Directions »
Check each line below for "ユーザー設定" and report how many have it, nothing else.

Information supplied »

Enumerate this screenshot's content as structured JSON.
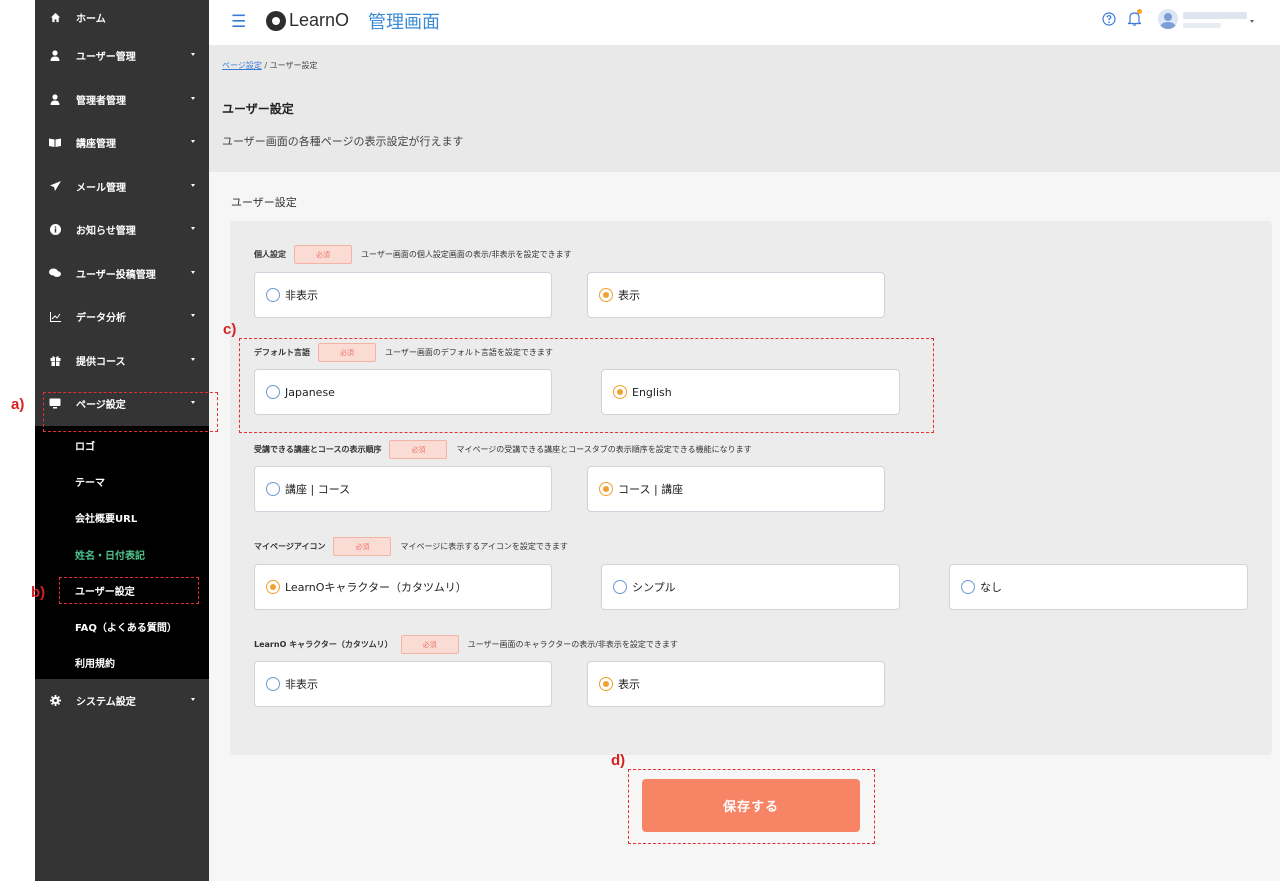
{
  "sidebar": {
    "items": [
      {
        "label": "ホーム",
        "icon": "home-icon"
      },
      {
        "label": "ユーザー管理",
        "icon": "user-icon"
      },
      {
        "label": "管理者管理",
        "icon": "user-icon"
      },
      {
        "label": "講座管理",
        "icon": "book-icon"
      },
      {
        "label": "メール管理",
        "icon": "send-icon"
      },
      {
        "label": "お知らせ管理",
        "icon": "info-icon"
      },
      {
        "label": "ユーザー投稿管理",
        "icon": "chat-icon"
      },
      {
        "label": "データ分析",
        "icon": "chart-icon"
      },
      {
        "label": "提供コース",
        "icon": "gift-icon"
      },
      {
        "label": "ページ設定",
        "icon": "monitor-icon"
      },
      {
        "label": "システム設定",
        "icon": "gear-icon"
      }
    ],
    "submenu": [
      {
        "label": "ロゴ"
      },
      {
        "label": "テーマ"
      },
      {
        "label": "会社概要URL"
      },
      {
        "label": "姓名・日付表記"
      },
      {
        "label": "ユーザー設定"
      },
      {
        "label": "FAQ（よくある質問）"
      },
      {
        "label": "利用規約"
      }
    ]
  },
  "header": {
    "logo_text": "LearnO",
    "admin_title": "管理画面"
  },
  "breadcrumb": {
    "link": "ページ設定",
    "separator": " / ",
    "current": "ユーザー設定"
  },
  "page": {
    "title": "ユーザー設定",
    "description": "ユーザー画面の各種ページの表示設定が行えます"
  },
  "section_title": "ユーザー設定",
  "required_label": "必須",
  "settings": [
    {
      "label": "個人設定",
      "desc": "ユーザー画面の個人設定画面の表示/非表示を設定できます",
      "options": [
        "非表示",
        "表示"
      ],
      "selected": 1
    },
    {
      "label": "デフォルト言語",
      "desc": "ユーザー画面のデフォルト言語を設定できます",
      "options": [
        "Japanese",
        "English"
      ],
      "selected": 1
    },
    {
      "label": "受講できる講座とコースの表示順序",
      "desc": "マイページの受講できる講座とコースタブの表示順序を設定できる機能になります",
      "options": [
        "講座 | コース",
        "コース | 講座"
      ],
      "selected": 1
    },
    {
      "label": "マイページアイコン",
      "desc": "マイページに表示するアイコンを設定できます",
      "options": [
        "LearnOキャラクター（カタツムリ）",
        "シンプル",
        "なし"
      ],
      "selected": 0
    },
    {
      "label": "LearnO キャラクター（カタツムリ）",
      "desc": "ユーザー画面のキャラクターの表示/非表示を設定できます",
      "options": [
        "非表示",
        "表示"
      ],
      "selected": 1
    }
  ],
  "save_label": "保存する",
  "annotations": {
    "a": "a)",
    "b": "b)",
    "c": "c)",
    "d": "d)"
  },
  "colors": {
    "accent": "#f88466",
    "radio_on": "#f0a030",
    "link": "#3a7bd5",
    "active_menu": "#4fc38d",
    "annotation": "#e53030"
  }
}
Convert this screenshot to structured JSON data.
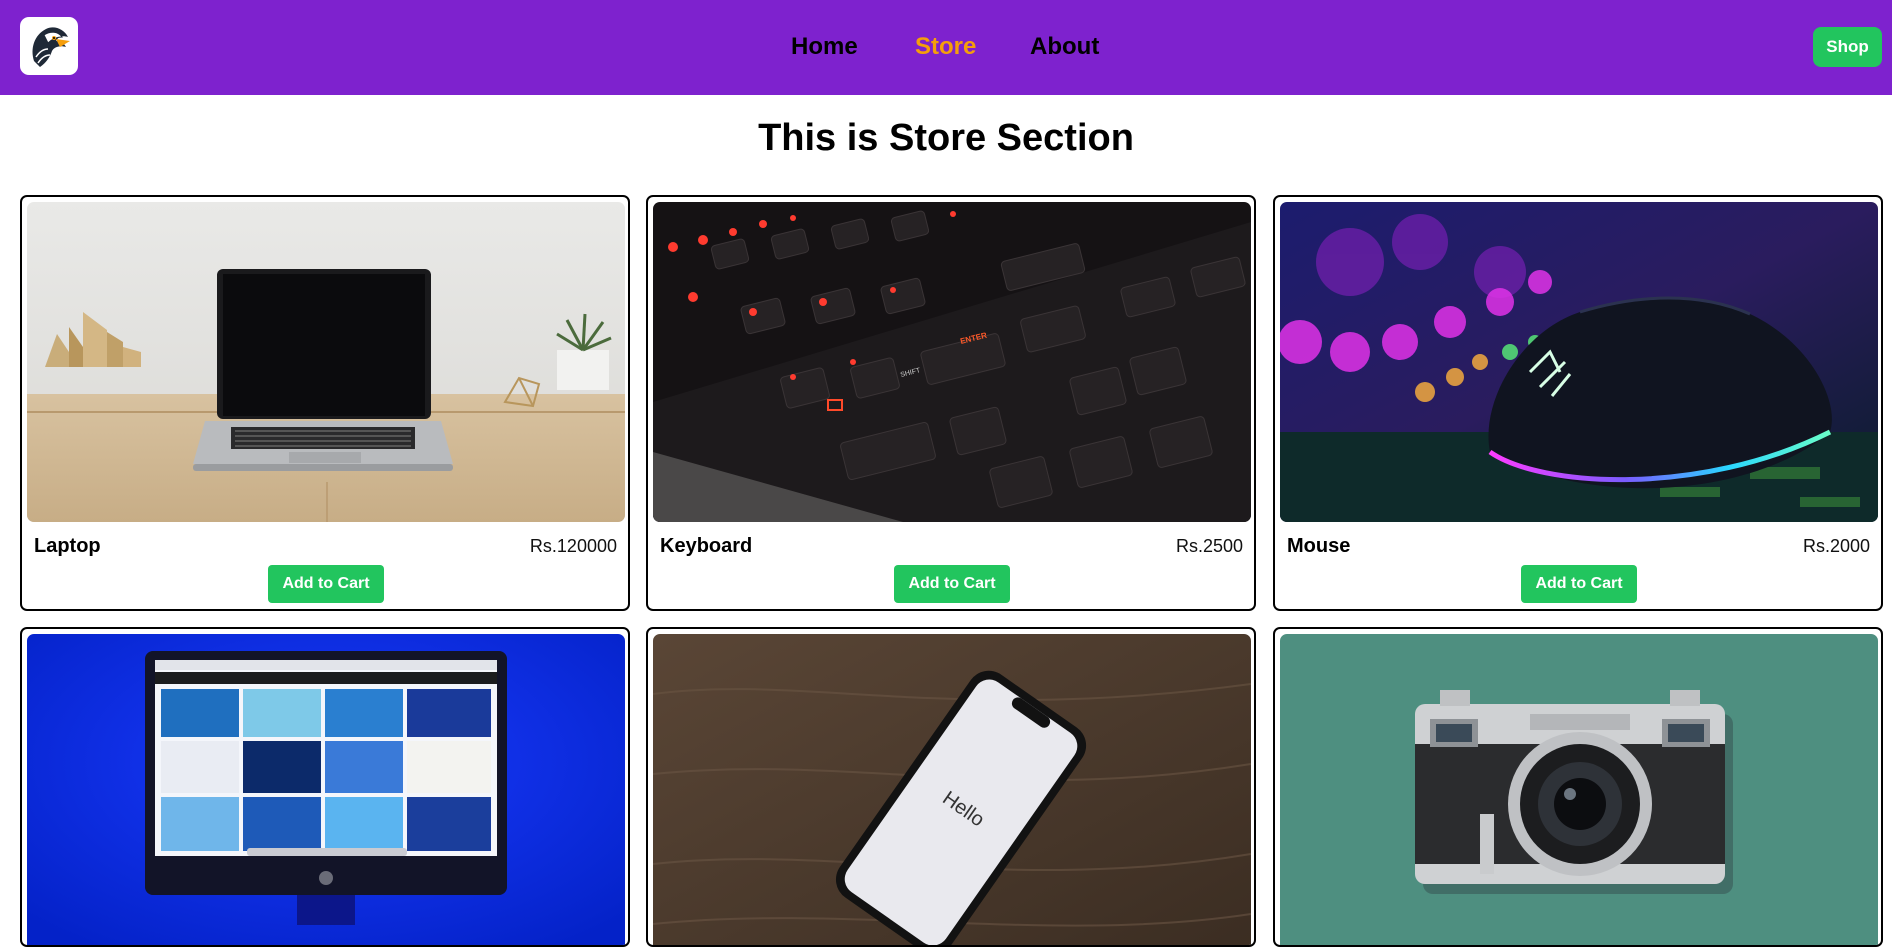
{
  "nav": {
    "logo_icon": "eagle-logo-icon",
    "links": [
      {
        "label": "Home",
        "active": false
      },
      {
        "label": "Store",
        "active": true
      },
      {
        "label": "About",
        "active": false
      }
    ],
    "shop_label": "Shop"
  },
  "page": {
    "title": "This is Store Section"
  },
  "products": [
    {
      "name": "Laptop",
      "price": "Rs.120000",
      "button": "Add to Cart"
    },
    {
      "name": "Keyboard",
      "price": "Rs.2500",
      "button": "Add to Cart"
    },
    {
      "name": "Mouse",
      "price": "Rs.2000",
      "button": "Add to Cart"
    },
    {
      "name": "",
      "price": "",
      "button": ""
    },
    {
      "name": "",
      "price": "",
      "button": ""
    },
    {
      "name": "",
      "price": "",
      "button": ""
    }
  ],
  "images": {
    "monitor_screen_text": "",
    "phone_screen_text": "Hello"
  },
  "colors": {
    "navbar": "#7e22ce",
    "active_link": "#f59e0b",
    "button": "#22c55e"
  }
}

Result for this exercise »
4